To change the format of the date to another format, use the REPLACE() function. For example, suppose we have a date string in the format “MM/DD/YYYY,” but we want to change it to “YYYY/MM/DD.” To do this, we’ll use the REPLACE() function to switch the date components around like so:
SELECT REPLACE(’12/17/2021′, ‘/’, ‘-‘) AS [New Date]
This query will output the new date in the “YYYY-MM-DD” format, which should be “2021-12-17.”
Example 2: Using REPLACE() Function with Table Columns
In this example, let’s assume that you have a table named “Inventory” that needs updating.
There’s a column in the table called “Description” that contains the phrase “Discontinued” whenever an item has been discontinued. In this scenario, we want to replace the word “Discontinued” with “No Longer Available.”
You can perform this operation with a simple SQL query that looks like this:
SET Description = REPLACE(Description, ‘Discontinued’, ‘No Longer Available’);
This query will go through all rows in the “Inventory” table, changing any instances of the word “Discontinued” to “No Longer Available” in the “Description” column. Example 3:
Using REPLACE() Function to Correct Data in Tables
The REPLACE() function can also be helpful when filtering data for specific criteria, such as correcting data in tables.
Let’s suppose you have a table that contains incorrect email addresses. Specifically, there’s a common mistake where the ‘@’ symbol is replaced with a ‘.’ symbol.
To correct all instances of this error in the “Email” column of your table “Customers,” you can use the REPLACE() function as follows:
UPDATE Customers SET Email = REPLACE(Email,’.’,’@’)
This query will find and replace all ‘.’ instances with ‘@’ instances within the “Email” column for the “Customers” table. In conclusion, the REPLACE() function is an invaluable tool for correcting data and modifying strings in SQL Server.
As demonstrated in the examples, it can be used with literal strings and table columns to change information quickly and efficiently. Furthermore, the REPLACE() function is a helpful tool when you need to correct data in tables.
By leveraging the REPLACE() function’s power and flexibility, you can improve your SQL skills and make your queries more efficient and precise. In conclusion, the REPLACE() function is an essential tool for manipulating data in SQL Server.
Whether you need to replace text in a literal string, modify values in table columns, or correct data in tables, the REPLACE() function provides a powerful and flexible solution.

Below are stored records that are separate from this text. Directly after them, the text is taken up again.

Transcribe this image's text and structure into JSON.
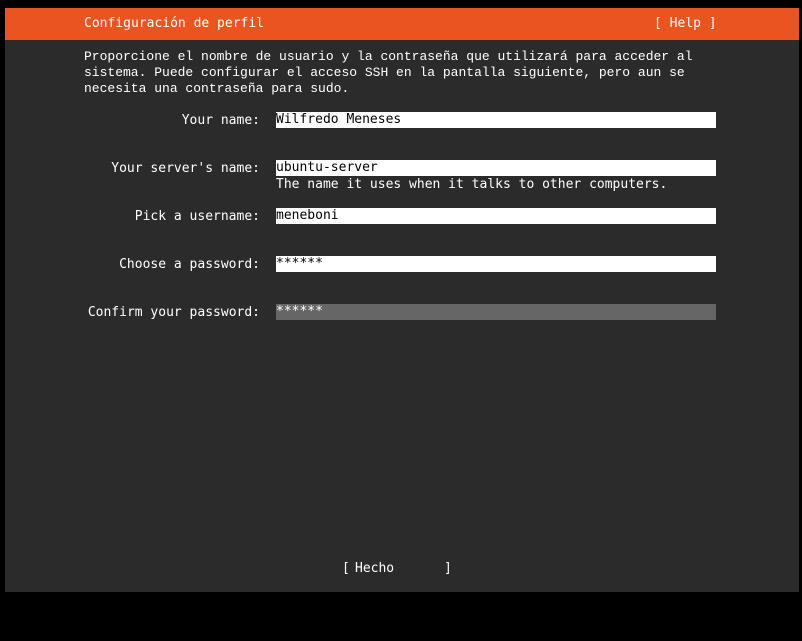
{
  "header": {
    "title": "Configuración de perfil",
    "help": "[ Help ]",
    "color": "#e95420"
  },
  "intro": "Proporcione el nombre de usuario y la contraseña que utilizará para acceder al\nsistema. Puede configurar el acceso SSH en la pantalla siguiente, pero aun se\nnecesita una contraseña para sudo.",
  "form": {
    "name": {
      "label": "Your name:",
      "value": "Wilfredo Meneses"
    },
    "server": {
      "label": "Your server's name:",
      "value": "ubuntu-server",
      "hint": "The name it uses when it talks to other computers."
    },
    "username": {
      "label": "Pick a username:",
      "value": "meneboni"
    },
    "password": {
      "label": "Choose a password:",
      "value": "******"
    },
    "confirm": {
      "label": "Confirm your password:",
      "value": "******"
    }
  },
  "done": {
    "left_bracket": "[",
    "label": "Hecho",
    "right_bracket": "]"
  }
}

From the examples provided, we have shown how easy it is to use the function in various scenarios.
As you explore the function, remember to fine-tune your SQL skills, experiment with variations, and discover new, more efficient ways to use the REPLACE() function. With this understanding, you can expand your SQL knowledge and make better databases.